START Records shown

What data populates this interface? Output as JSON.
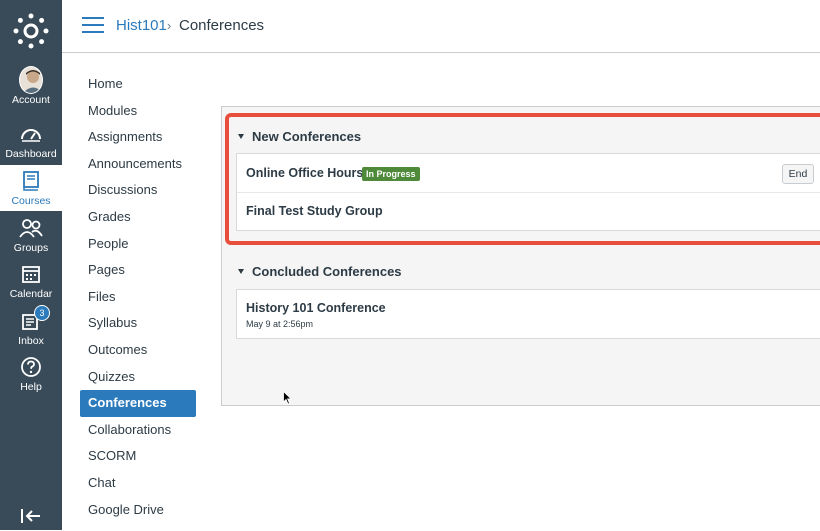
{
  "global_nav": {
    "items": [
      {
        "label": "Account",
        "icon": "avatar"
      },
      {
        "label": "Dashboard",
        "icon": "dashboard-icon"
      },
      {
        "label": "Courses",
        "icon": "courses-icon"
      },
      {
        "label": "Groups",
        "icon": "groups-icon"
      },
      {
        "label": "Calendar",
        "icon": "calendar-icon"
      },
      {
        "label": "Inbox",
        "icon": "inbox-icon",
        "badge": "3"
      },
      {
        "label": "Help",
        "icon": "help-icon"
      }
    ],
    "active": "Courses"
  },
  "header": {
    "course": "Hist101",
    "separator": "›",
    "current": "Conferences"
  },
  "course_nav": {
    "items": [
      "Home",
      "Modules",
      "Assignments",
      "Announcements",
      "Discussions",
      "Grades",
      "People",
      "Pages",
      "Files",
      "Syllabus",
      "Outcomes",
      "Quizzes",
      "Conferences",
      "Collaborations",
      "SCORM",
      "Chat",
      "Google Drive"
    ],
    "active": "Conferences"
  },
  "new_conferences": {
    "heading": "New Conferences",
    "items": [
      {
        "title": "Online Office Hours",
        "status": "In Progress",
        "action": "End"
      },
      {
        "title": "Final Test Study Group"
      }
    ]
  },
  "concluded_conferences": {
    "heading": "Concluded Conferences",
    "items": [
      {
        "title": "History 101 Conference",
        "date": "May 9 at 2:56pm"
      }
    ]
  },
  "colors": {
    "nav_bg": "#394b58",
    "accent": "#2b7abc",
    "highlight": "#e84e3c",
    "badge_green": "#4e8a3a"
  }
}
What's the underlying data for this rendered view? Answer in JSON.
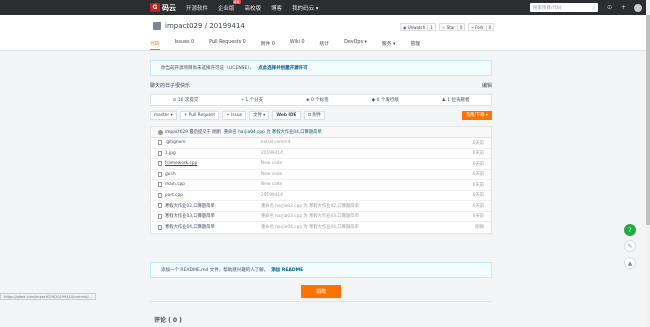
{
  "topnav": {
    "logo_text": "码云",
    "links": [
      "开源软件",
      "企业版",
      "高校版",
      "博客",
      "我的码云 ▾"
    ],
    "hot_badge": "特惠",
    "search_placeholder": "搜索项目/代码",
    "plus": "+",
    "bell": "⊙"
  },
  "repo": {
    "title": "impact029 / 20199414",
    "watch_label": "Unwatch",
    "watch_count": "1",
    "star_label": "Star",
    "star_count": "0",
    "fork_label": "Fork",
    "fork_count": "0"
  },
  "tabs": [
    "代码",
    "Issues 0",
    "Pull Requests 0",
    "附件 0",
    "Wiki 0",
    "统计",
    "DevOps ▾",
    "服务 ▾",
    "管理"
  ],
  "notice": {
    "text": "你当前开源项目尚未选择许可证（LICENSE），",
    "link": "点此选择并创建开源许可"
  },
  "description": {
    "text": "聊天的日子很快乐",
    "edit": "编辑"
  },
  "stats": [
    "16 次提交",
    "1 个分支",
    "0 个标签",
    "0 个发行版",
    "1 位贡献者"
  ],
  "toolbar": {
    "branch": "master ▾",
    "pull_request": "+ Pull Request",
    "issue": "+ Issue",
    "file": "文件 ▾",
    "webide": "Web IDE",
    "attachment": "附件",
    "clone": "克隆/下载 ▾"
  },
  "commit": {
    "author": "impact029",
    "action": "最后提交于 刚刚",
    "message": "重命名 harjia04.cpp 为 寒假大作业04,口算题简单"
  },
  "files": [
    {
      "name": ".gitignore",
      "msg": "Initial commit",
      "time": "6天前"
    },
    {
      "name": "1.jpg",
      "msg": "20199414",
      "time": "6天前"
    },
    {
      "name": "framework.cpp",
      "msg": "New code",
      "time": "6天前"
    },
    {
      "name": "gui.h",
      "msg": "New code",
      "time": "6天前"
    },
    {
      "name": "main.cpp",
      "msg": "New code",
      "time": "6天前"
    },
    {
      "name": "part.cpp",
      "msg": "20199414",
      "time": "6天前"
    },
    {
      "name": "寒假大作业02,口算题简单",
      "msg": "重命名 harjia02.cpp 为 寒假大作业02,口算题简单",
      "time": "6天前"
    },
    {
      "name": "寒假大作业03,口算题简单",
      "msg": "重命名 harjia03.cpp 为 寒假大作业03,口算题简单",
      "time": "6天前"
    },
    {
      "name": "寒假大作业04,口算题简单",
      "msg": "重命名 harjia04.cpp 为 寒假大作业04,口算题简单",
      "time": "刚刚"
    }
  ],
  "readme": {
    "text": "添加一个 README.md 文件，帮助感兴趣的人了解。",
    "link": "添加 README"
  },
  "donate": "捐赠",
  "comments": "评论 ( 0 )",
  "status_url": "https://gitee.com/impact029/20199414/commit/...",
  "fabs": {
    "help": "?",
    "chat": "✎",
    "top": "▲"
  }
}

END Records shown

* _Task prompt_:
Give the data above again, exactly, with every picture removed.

* _Output_:
What data populates this interface? Output as JSON.
{
  "global_nav": {
    "items": [
      {
        "label": "Account",
        "icon": "avatar"
      },
      {
        "label": "Dashboard",
        "icon": "dashboard-icon"
      },
      {
        "label": "Courses",
        "icon": "courses-icon"
      },
      {
        "label": "Groups",
        "icon": "groups-icon"
      },
      {
        "label": "Calendar",
        "icon": "calendar-icon"
      },
      {
        "label": "Inbox",
        "icon": "inbox-icon",
        "badge": "3"
      },
      {
        "label": "Help",
        "icon": "help-icon"
      }
    ],
    "active": "Courses"
  },
  "header": {
    "course": "Hist101",
    "separator": "›",
    "current": "Conferences"
  },
  "course_nav": {
    "items": [
      "Home",
      "Modules",
      "Assignments",
      "Announcements",
      "Discussions",
      "Grades",
      "People",
      "Pages",
      "Files",
      "Syllabus",
      "Outcomes",
      "Quizzes",
      "Conferences",
      "Collaborations",
      "SCORM",
      "Chat",
      "Google Drive"
    ],
    "active": "Conferences"
  },
  "new_conferences": {
    "heading": "New Conferences",
    "items": [
      {
        "title": "Online Office Hours",
        "status": "In Progress",
        "action": "End"
      },
      {
        "title": "Final Test Study Group"
      }
    ]
  },
  "concluded_conferences": {
    "heading": "Concluded Conferences",
    "items": [
      {
        "title": "History 101 Conference",
        "date": "May 9 at 2:56pm"
      }
    ]
  },
  "colors": {
    "nav_bg": "#394b58",
    "accent": "#2b7abc",
    "highlight": "#e84e3c",
    "badge_green": "#4e8a3a"
  }
}
What's the underlying data for this rendered view? Answer in JSON.
{
  "topnav": {
    "logo_text": "码云",
    "links": [
      "开源软件",
      "企业版",
      "高校版",
      "博客",
      "我的码云 ▾"
    ],
    "hot_badge": "特惠",
    "search_placeholder": "搜索项目/代码",
    "plus": "+",
    "bell": "⊙"
  },
  "repo": {
    "title": "impact029 / 20199414",
    "watch_label": "Unwatch",
    "watch_count": "1",
    "star_label": "Star",
    "star_count": "0",
    "fork_label": "Fork",
    "fork_count": "0"
  },
  "tabs": [
    "代码",
    "Issues 0",
    "Pull Requests 0",
    "附件 0",
    "Wiki 0",
    "统计",
    "DevOps ▾",
    "服务 ▾",
    "管理"
  ],
  "notice": {
    "text": "你当前开源项目尚未选择许可证（LICENSE），",
    "link": "点此选择并创建开源许可"
  },
  "description": {
    "text": "聊天的日子很快乐",
    "edit": "编辑"
  },
  "stats": [
    "16 次提交",
    "1 个分支",
    "0 个标签",
    "0 个发行版",
    "1 位贡献者"
  ],
  "toolbar": {
    "branch": "master ▾",
    "pull_request": "+ Pull Request",
    "issue": "+ Issue",
    "file": "文件 ▾",
    "webide": "Web IDE",
    "attachment": "附件",
    "clone": "克隆/下载 ▾"
  },
  "commit": {
    "author": "impact029",
    "action": "最后提交于 刚刚",
    "message": "重命名 harjia04.cpp 为 寒假大作业04,口算题简单"
  },
  "files": [
    {
      "name": ".gitignore",
      "msg": "Initial commit",
      "time": "6天前"
    },
    {
      "name": "1.jpg",
      "msg": "20199414",
      "time": "6天前"
    },
    {
      "name": "framework.cpp",
      "msg": "New code",
      "time": "6天前"
    },
    {
      "name": "gui.h",
      "msg": "New code",
      "time": "6天前"
    },
    {
      "name": "main.cpp",
      "msg": "New code",
      "time": "6天前"
    },
    {
      "name": "part.cpp",
      "msg": "20199414",
      "time": "6天前"
    },
    {
      "name": "寒假大作业02,口算题简单",
      "msg": "重命名 harjia02.cpp 为 寒假大作业02,口算题简单",
      "time": "6天前"
    },
    {
      "name": "寒假大作业03,口算题简单",
      "msg": "重命名 harjia03.cpp 为 寒假大作业03,口算题简单",
      "time": "6天前"
    },
    {
      "name": "寒假大作业04,口算题简单",
      "msg": "重命名 harjia04.cpp 为 寒假大作业04,口算题简单",
      "time": "刚刚"
    }
  ],
  "readme": {
    "text": "添加一个 README.md 文件，帮助感兴趣的人了解。",
    "link": "添加 README"
  },
  "donate": "捐赠",
  "comments": "评论 ( 0 )",
  "status_url": "https://gitee.com/impact029/20199414/commit/...",
  "fabs": {
    "help": "?",
    "chat": "✎",
    "top": "▲"
  }
}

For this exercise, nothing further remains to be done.